**ACTIVITY:**
Where in the records does the word "this" occur? Copy each line in which it does.

**EXERCISE INPUTS:**
--- START ---

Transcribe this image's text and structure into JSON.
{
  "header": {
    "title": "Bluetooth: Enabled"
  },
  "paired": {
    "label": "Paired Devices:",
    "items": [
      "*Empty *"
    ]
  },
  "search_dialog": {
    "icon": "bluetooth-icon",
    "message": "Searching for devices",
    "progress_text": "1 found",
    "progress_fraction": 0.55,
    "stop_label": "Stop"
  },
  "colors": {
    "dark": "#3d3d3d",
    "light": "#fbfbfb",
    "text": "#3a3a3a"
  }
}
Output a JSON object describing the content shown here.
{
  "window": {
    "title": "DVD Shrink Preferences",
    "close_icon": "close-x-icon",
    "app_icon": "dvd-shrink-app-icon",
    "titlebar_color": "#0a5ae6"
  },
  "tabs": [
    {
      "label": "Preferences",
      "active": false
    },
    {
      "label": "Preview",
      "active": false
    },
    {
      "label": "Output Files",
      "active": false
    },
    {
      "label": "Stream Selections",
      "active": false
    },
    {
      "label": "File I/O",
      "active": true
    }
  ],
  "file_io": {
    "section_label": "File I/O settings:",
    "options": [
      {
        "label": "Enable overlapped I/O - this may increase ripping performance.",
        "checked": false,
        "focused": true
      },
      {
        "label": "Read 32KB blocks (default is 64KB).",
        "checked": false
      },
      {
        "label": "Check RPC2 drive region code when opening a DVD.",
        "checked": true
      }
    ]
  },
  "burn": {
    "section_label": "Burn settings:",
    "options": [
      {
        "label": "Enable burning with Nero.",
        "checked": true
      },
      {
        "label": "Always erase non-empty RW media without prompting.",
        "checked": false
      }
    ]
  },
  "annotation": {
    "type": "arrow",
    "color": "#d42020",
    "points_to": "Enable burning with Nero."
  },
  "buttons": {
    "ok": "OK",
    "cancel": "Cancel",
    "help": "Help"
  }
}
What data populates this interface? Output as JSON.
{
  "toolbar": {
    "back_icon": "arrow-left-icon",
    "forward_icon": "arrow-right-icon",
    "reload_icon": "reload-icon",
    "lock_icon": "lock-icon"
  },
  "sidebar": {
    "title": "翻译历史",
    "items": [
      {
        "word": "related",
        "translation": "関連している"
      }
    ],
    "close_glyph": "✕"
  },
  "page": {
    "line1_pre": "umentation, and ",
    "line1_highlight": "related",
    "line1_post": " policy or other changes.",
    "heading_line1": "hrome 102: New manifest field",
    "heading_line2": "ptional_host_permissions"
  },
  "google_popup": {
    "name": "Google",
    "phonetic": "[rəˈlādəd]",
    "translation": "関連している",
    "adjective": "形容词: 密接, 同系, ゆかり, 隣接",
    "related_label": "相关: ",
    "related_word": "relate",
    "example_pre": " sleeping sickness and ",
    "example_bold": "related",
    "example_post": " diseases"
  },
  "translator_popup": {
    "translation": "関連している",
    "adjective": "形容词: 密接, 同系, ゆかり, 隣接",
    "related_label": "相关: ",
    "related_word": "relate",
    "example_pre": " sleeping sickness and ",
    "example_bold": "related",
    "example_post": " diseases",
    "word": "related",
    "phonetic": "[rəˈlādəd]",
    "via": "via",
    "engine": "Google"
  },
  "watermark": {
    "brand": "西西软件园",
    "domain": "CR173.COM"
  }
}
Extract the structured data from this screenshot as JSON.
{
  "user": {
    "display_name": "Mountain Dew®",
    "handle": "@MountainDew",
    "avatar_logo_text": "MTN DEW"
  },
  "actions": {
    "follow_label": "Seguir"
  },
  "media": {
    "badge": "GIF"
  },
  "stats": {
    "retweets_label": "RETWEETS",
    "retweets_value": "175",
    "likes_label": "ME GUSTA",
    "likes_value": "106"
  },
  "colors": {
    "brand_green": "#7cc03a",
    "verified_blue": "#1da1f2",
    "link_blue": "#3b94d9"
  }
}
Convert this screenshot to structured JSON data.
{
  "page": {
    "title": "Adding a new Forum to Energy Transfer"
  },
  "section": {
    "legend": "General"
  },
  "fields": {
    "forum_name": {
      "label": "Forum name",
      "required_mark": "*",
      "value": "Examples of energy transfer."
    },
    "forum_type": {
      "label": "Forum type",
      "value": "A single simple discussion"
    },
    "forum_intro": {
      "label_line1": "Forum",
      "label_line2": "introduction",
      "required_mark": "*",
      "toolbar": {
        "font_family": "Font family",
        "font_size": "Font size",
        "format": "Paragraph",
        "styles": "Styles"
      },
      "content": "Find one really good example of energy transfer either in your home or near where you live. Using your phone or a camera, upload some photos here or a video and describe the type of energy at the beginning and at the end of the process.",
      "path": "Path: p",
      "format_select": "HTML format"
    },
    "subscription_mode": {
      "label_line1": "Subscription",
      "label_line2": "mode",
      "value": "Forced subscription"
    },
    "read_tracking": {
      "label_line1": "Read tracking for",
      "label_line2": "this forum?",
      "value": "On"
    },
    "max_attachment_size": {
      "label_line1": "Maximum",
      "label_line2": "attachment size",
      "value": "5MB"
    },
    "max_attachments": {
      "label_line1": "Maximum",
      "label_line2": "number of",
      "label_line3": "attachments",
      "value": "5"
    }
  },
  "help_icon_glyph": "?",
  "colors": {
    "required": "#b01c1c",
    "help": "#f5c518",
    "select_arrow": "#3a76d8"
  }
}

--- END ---

**SOLUTION BELOW:**
Transcribe this image's text and structure into JSON.
        "label": "Enable overlapped I/O - this may increase ripping performance.",
What data populates this interface? Output as JSON.
Extract the structured data from this screenshot as JSON.
Convert this screenshot to structured JSON data.
      "label_line2": "this forum?",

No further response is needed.